**TASK GOAL**
Every record must be repeated exactly, with no omission.

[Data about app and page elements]

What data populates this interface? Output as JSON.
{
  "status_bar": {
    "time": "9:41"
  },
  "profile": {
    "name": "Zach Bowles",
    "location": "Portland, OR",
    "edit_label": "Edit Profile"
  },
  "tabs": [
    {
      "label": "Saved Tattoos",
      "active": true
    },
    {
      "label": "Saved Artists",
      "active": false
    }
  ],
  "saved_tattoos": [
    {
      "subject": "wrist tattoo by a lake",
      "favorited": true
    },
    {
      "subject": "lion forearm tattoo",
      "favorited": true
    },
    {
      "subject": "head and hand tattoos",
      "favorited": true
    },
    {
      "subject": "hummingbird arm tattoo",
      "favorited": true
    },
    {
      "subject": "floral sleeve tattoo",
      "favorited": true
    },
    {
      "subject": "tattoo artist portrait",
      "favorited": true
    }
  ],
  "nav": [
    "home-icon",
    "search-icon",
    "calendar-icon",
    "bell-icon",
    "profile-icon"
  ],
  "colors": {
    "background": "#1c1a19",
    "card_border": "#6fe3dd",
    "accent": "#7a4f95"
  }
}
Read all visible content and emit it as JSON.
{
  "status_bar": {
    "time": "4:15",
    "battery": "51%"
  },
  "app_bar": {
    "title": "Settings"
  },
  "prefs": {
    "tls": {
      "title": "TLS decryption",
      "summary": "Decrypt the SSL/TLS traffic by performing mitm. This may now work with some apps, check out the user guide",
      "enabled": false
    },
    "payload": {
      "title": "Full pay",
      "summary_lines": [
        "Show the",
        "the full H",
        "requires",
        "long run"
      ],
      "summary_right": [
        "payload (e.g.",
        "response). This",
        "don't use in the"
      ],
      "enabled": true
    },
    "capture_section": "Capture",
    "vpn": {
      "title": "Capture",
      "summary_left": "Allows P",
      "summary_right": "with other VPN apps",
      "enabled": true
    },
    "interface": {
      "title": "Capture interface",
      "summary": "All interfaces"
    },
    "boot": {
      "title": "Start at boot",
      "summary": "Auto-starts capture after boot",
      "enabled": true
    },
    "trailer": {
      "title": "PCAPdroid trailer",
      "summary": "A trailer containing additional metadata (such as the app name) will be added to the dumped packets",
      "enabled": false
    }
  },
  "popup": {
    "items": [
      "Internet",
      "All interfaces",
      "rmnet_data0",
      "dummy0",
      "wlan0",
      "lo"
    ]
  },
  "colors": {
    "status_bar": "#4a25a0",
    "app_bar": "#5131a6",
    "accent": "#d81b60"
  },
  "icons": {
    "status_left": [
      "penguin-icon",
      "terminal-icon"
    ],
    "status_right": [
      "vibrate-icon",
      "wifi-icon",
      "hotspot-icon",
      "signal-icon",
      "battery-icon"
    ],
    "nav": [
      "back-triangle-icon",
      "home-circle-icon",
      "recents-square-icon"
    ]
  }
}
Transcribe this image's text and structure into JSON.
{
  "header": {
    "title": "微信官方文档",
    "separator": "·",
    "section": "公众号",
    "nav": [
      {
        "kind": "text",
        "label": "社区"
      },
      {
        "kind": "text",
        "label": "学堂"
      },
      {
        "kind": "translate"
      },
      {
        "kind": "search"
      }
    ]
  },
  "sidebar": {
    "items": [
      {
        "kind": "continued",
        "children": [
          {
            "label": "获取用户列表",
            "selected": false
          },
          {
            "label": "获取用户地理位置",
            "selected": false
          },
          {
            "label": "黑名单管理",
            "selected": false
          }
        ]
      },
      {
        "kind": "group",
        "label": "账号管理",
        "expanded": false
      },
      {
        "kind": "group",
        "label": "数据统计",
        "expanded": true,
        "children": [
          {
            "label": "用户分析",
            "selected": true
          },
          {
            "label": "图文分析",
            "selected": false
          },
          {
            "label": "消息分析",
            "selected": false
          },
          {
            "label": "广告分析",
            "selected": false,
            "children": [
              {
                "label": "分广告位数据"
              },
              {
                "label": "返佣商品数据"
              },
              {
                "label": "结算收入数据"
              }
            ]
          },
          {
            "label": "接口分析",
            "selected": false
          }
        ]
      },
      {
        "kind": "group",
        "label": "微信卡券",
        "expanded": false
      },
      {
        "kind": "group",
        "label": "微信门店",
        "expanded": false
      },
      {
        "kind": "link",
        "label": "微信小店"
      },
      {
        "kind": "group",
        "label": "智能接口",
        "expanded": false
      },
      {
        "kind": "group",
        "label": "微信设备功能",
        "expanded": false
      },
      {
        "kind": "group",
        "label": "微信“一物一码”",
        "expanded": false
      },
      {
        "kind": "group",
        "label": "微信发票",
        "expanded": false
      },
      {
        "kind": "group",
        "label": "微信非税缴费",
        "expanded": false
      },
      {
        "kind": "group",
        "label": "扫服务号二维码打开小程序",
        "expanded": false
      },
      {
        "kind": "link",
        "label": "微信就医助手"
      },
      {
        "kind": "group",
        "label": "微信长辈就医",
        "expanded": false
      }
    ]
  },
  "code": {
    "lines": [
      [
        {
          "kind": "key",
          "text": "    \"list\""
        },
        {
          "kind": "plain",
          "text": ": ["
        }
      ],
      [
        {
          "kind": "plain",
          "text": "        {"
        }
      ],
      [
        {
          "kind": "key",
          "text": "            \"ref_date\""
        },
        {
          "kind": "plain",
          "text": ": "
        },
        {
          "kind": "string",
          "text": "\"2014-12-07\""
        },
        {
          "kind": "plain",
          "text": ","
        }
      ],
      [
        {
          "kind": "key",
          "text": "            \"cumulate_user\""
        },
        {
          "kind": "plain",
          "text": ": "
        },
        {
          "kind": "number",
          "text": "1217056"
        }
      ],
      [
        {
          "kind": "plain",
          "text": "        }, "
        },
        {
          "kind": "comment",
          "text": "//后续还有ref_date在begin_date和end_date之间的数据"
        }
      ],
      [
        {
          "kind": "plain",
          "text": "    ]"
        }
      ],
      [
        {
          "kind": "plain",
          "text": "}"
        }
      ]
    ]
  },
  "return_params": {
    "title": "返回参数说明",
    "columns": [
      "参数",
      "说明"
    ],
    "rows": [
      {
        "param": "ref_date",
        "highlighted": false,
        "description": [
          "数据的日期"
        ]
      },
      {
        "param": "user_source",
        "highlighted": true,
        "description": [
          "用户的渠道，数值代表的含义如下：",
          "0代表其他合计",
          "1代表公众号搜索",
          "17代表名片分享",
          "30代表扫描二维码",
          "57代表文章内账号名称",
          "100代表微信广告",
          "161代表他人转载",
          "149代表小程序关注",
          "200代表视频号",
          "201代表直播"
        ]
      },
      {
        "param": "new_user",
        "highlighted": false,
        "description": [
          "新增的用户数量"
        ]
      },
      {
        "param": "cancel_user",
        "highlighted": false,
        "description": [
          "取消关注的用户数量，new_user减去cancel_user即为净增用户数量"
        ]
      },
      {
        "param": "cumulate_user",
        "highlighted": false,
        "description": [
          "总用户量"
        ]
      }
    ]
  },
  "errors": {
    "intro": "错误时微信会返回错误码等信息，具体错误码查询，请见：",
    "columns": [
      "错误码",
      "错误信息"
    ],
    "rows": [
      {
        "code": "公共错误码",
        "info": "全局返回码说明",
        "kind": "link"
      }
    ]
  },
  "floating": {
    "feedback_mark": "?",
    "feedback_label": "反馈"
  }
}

**ANSWER BOX**
What data populates this interface? Output as JSON.
{
  "status_bar": {
    "time": "9:41"
  },
  "profile": {
    "name": "Zach Bowles",
    "location": "Portland, OR",
    "edit_label": "Edit Profile"
  },
  "tabs": [
    {
      "label": "Saved Tattoos",
      "active": true
    },
    {
      "label": "Saved Artists",
      "active": false
    }
  ],
  "saved_tattoos": [
    {
      "subject": "wrist tattoo by a lake",
      "favorited": true
    },
    {
      "subject": "lion forearm tattoo",
      "favorited": true
    },
    {
      "subject": "head and hand tattoos",
      "favorited": true
    },
    {
      "subject": "hummingbird arm tattoo",
      "favorited": true
    },
    {
      "subject": "floral sleeve tattoo",
      "favorited": true
    },
    {
      "subject": "tattoo artist portrait",
      "favorited": true
    }
  ],
  "nav": [
    "home-icon",
    "search-icon",
    "calendar-icon",
    "bell-icon",
    "profile-icon"
  ],
  "colors": {
    "background": "#1c1a19",
    "card_border": "#6fe3dd",
    "accent": "#7a4f95"
  }
}
Read all visible content and emit it as JSON.
{
  "status_bar": {
    "time": "4:15",
    "battery": "51%"
  },
  "app_bar": {
    "title": "Settings"
  },
  "prefs": {
    "tls": {
      "title": "TLS decryption",
      "summary": "Decrypt the SSL/TLS traffic by performing mitm. This may now work with some apps, check out the user guide",
      "enabled": false
    },
    "payload": {
      "title": "Full pay",
      "summary_lines": [
        "Show the",
        "the full H",
        "requires",
        "long run"
      ],
      "summary_right": [
        "payload (e.g.",
        "response). This",
        "don't use in the"
      ],
      "enabled": true
    },
    "capture_section": "Capture",
    "vpn": {
      "title": "Capture",
      "summary_left": "Allows P",
      "summary_right": "with other VPN apps",
      "enabled": true
    },
    "interface": {
      "title": "Capture interface",
      "summary": "All interfaces"
    },
    "boot": {
      "title": "Start at boot",
      "summary": "Auto-starts capture after boot",
      "enabled": true
    },
    "trailer": {
      "title": "PCAPdroid trailer",
      "summary": "A trailer containing additional metadata (such as the app name) will be added to the dumped packets",
      "enabled": false
    }
  },
  "popup": {
    "items": [
      "Internet",
      "All interfaces",
      "rmnet_data0",
      "dummy0",
      "wlan0",
      "lo"
    ]
  },
  "colors": {
    "status_bar": "#4a25a0",
    "app_bar": "#5131a6",
    "accent": "#d81b60"
  },
  "icons": {
    "status_left": [
      "penguin-icon",
      "terminal-icon"
    ],
    "status_right": [
      "vibrate-icon",
      "wifi-icon",
      "hotspot-icon",
      "signal-icon",
      "battery-icon"
    ],
    "nav": [
      "back-triangle-icon",
      "home-circle-icon",
      "recents-square-icon"
    ]
  }
}
Transcribe this image's text and structure into JSON.
{
  "header": {
    "title": "微信官方文档",
    "separator": "·",
    "section": "公众号",
    "nav": [
      {
        "kind": "text",
        "label": "社区"
      },
      {
        "kind": "text",
        "label": "学堂"
      },
      {
        "kind": "translate"
      },
      {
        "kind": "search"
      }
    ]
  },
  "sidebar": {
    "items": [
      {
        "kind": "continued",
        "children": [
          {
            "label": "获取用户列表",
            "selected": false
          },
          {
            "label": "获取用户地理位置",
            "selected": false
          },
          {
            "label": "黑名单管理",
            "selected": false
          }
        ]
      },
      {
        "kind": "group",
        "label": "账号管理",
        "expanded": false
      },
      {
        "kind": "group",
        "label": "数据统计",
        "expanded": true,
        "children": [
          {
            "label": "用户分析",
            "selected": true
          },
          {
            "label": "图文分析",
            "selected": false
          },
          {
            "label": "消息分析",
            "selected": false
          },
          {
            "label": "广告分析",
            "selected": false,
            "children": [
              {
                "label": "分广告位数据"
              },
              {
                "label": "返佣商品数据"
              },
              {
                "label": "结算收入数据"
              }
            ]
          },
          {
            "label": "接口分析",
            "selected": false
          }
        ]
      },
      {
        "kind": "group",
        "label": "微信卡券",
        "expanded": false
      },
      {
        "kind": "group",
        "label": "微信门店",
        "expanded": false
      },
      {
        "kind": "link",
        "label": "微信小店"
      },
      {
        "kind": "group",
        "label": "智能接口",
        "expanded": false
      },
      {
        "kind": "group",
        "label": "微信设备功能",
        "expanded": false
      },
      {
        "kind": "group",
        "label": "微信“一物一码”",
        "expanded": false
      },
      {
        "kind": "group",
        "label": "微信发票",
        "expanded": false
      },
      {
        "kind": "group",
        "label": "微信非税缴费",
        "expanded": false
      },
      {
        "kind": "group",
        "label": "扫服务号二维码打开小程序",
        "expanded": false
      },
      {
        "kind": "link",
        "label": "微信就医助手"
      },
      {
        "kind": "group",
        "label": "微信长辈就医",
        "expanded": false
      }
    ]
  },
  "code": {
    "lines": [
      [
        {
          "kind": "key",
          "text": "    \"list\""
        },
        {
          "kind": "plain",
          "text": ": ["
        }
      ],
      [
        {
          "kind": "plain",
          "text": "        {"
        }
      ],
      [
        {
          "kind": "key",
          "text": "            \"ref_date\""
        },
        {
          "kind": "plain",
          "text": ": "
        },
        {
          "kind": "string",
          "text": "\"2014-12-07\""
        },
        {
          "kind": "plain",
          "text": ","
        }
      ],
      [
        {
          "kind": "key",
          "text": "            \"cumulate_user\""
        },
        {
          "kind": "plain",
          "text": ": "
        },
        {
          "kind": "number",
          "text": "1217056"
        }
      ],
      [
        {
          "kind": "plain",
          "text": "        }, "
        },
        {
          "kind": "comment",
          "text": "//后续还有ref_date在begin_date和end_date之间的数据"
        }
      ],
      [
        {
          "kind": "plain",
          "text": "    ]"
        }
      ],
      [
        {
          "kind": "plain",
          "text": "}"
        }
      ]
    ]
  },
  "return_params": {
    "title": "返回参数说明",
    "columns": [
      "参数",
      "说明"
    ],
    "rows": [
      {
        "param": "ref_date",
        "highlighted": false,
        "description": [
          "数据的日期"
        ]
      },
      {
        "param": "user_source",
        "highlighted": true,
        "description": [
          "用户的渠道，数值代表的含义如下：",
          "0代表其他合计",
          "1代表公众号搜索",
          "17代表名片分享",
          "30代表扫描二维码",
          "57代表文章内账号名称",
          "100代表微信广告",
          "161代表他人转载",
          "149代表小程序关注",
          "200代表视频号",
          "201代表直播"
        ]
      },
      {
        "param": "new_user",
        "highlighted": false,
        "description": [
          "新增的用户数量"
        ]
      },
      {
        "param": "cancel_user",
        "highlighted": false,
        "description": [
          "取消关注的用户数量，new_user减去cancel_user即为净增用户数量"
        ]
      },
      {
        "param": "cumulate_user",
        "highlighted": false,
        "description": [
          "总用户量"
        ]
      }
    ]
  },
  "errors": {
    "intro": "错误时微信会返回错误码等信息，具体错误码查询，请见：",
    "columns": [
      "错误码",
      "错误信息"
    ],
    "rows": [
      {
        "code": "公共错误码",
        "info": "全局返回码说明",
        "kind": "link"
      }
    ]
  },
  "floating": {
    "feedback_mark": "?",
    "feedback_label": "反馈"
  }
}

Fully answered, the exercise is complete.